● ABOUT THIS TASK: Each line of data below must be printed exactly as written, with any pictures removed.

● DATASET RECORDS:
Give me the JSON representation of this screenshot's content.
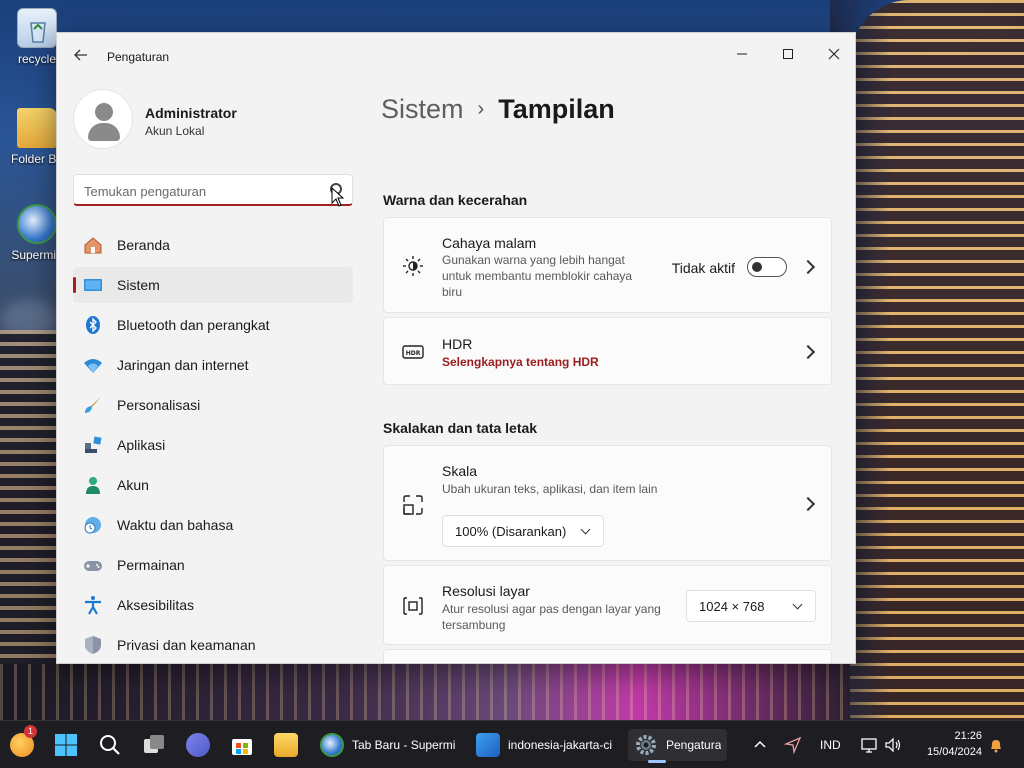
{
  "desktop": {
    "icons": [
      {
        "label": "recycle"
      },
      {
        "label": "Folder Ba"
      },
      {
        "label": "Supermiu"
      }
    ]
  },
  "window": {
    "title": "Pengaturan"
  },
  "profile": {
    "name": "Administrator",
    "account_type": "Akun Lokal"
  },
  "search": {
    "placeholder": "Temukan pengaturan"
  },
  "nav": {
    "items": [
      {
        "label": "Beranda",
        "icon": "home-icon",
        "active": false
      },
      {
        "label": "Sistem",
        "icon": "system-icon",
        "active": true
      },
      {
        "label": "Bluetooth dan perangkat",
        "icon": "bluetooth-icon",
        "active": false
      },
      {
        "label": "Jaringan dan internet",
        "icon": "wifi-icon",
        "active": false
      },
      {
        "label": "Personalisasi",
        "icon": "brush-icon",
        "active": false
      },
      {
        "label": "Aplikasi",
        "icon": "apps-icon",
        "active": false
      },
      {
        "label": "Akun",
        "icon": "account-icon",
        "active": false
      },
      {
        "label": "Waktu dan bahasa",
        "icon": "clock-globe-icon",
        "active": false
      },
      {
        "label": "Permainan",
        "icon": "gamepad-icon",
        "active": false
      },
      {
        "label": "Aksesibilitas",
        "icon": "accessibility-icon",
        "active": false
      },
      {
        "label": "Privasi dan keamanan",
        "icon": "shield-icon",
        "active": false
      }
    ]
  },
  "breadcrumb": {
    "parent": "Sistem",
    "separator": "›",
    "current": "Tampilan"
  },
  "sections": {
    "brightness_title": "Warna dan kecerahan",
    "scale_title": "Skalakan dan tata letak"
  },
  "night_light": {
    "title": "Cahaya malam",
    "desc_1": "Gunakan warna yang lebih hangat",
    "desc_2": "untuk membantu memblokir cahaya",
    "desc_3": "biru",
    "status": "Tidak aktif",
    "enabled": false
  },
  "hdr": {
    "title": "HDR",
    "link": "Selengkapnya tentang HDR"
  },
  "scale": {
    "title": "Skala",
    "desc": "Ubah ukuran teks, aplikasi, dan item lain",
    "value": "100% (Disarankan)"
  },
  "resolution": {
    "title": "Resolusi layar",
    "desc_1": "Atur resolusi agar pas dengan layar yang",
    "desc_2": "tersambung",
    "value": "1024 × 768"
  },
  "taskbar": {
    "notification_count": "1",
    "apps": [
      {
        "label": "Tab Baru - Supermi",
        "icon": "browser-icon"
      },
      {
        "label": "indonesia-jakarta-ci",
        "icon": "photos-icon"
      },
      {
        "label": "Pengatura",
        "icon": "settings-icon"
      }
    ],
    "language": "IND",
    "time": "21:26",
    "date": "15/04/2024"
  },
  "colors": {
    "accent": "#a52020",
    "link": "#9b1c1c",
    "window_bg": "#f3f3f3",
    "taskbar_bg": "#1e1e22"
  }
}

● RESULT FOR THIS EXERCISE:
Give me the JSON representation of this screenshot's content.
{
  "desktop": {
    "icons": [
      {
        "label": "recycle"
      },
      {
        "label": "Folder Ba"
      },
      {
        "label": "Supermiu"
      }
    ]
  },
  "window": {
    "title": "Pengaturan"
  },
  "profile": {
    "name": "Administrator",
    "account_type": "Akun Lokal"
  },
  "search": {
    "placeholder": "Temukan pengaturan"
  },
  "nav": {
    "items": [
      {
        "label": "Beranda",
        "icon": "home-icon",
        "active": false
      },
      {
        "label": "Sistem",
        "icon": "system-icon",
        "active": true
      },
      {
        "label": "Bluetooth dan perangkat",
        "icon": "bluetooth-icon",
        "active": false
      },
      {
        "label": "Jaringan dan internet",
        "icon": "wifi-icon",
        "active": false
      },
      {
        "label": "Personalisasi",
        "icon": "brush-icon",
        "active": false
      },
      {
        "label": "Aplikasi",
        "icon": "apps-icon",
        "active": false
      },
      {
        "label": "Akun",
        "icon": "account-icon",
        "active": false
      },
      {
        "label": "Waktu dan bahasa",
        "icon": "clock-globe-icon",
        "active": false
      },
      {
        "label": "Permainan",
        "icon": "gamepad-icon",
        "active": false
      },
      {
        "label": "Aksesibilitas",
        "icon": "accessibility-icon",
        "active": false
      },
      {
        "label": "Privasi dan keamanan",
        "icon": "shield-icon",
        "active": false
      }
    ]
  },
  "breadcrumb": {
    "parent": "Sistem",
    "separator": "›",
    "current": "Tampilan"
  },
  "sections": {
    "brightness_title": "Warna dan kecerahan",
    "scale_title": "Skalakan dan tata letak"
  },
  "night_light": {
    "title": "Cahaya malam",
    "desc_1": "Gunakan warna yang lebih hangat",
    "desc_2": "untuk membantu memblokir cahaya",
    "desc_3": "biru",
    "status": "Tidak aktif",
    "enabled": false
  },
  "hdr": {
    "title": "HDR",
    "link": "Selengkapnya tentang HDR"
  },
  "scale": {
    "title": "Skala",
    "desc": "Ubah ukuran teks, aplikasi, dan item lain",
    "value": "100% (Disarankan)"
  },
  "resolution": {
    "title": "Resolusi layar",
    "desc_1": "Atur resolusi agar pas dengan layar yang",
    "desc_2": "tersambung",
    "value": "1024 × 768"
  },
  "taskbar": {
    "notification_count": "1",
    "apps": [
      {
        "label": "Tab Baru - Supermi",
        "icon": "browser-icon"
      },
      {
        "label": "indonesia-jakarta-ci",
        "icon": "photos-icon"
      },
      {
        "label": "Pengatura",
        "icon": "settings-icon"
      }
    ],
    "language": "IND",
    "time": "21:26",
    "date": "15/04/2024"
  },
  "colors": {
    "accent": "#a52020",
    "link": "#9b1c1c",
    "window_bg": "#f3f3f3",
    "taskbar_bg": "#1e1e22"
  }
}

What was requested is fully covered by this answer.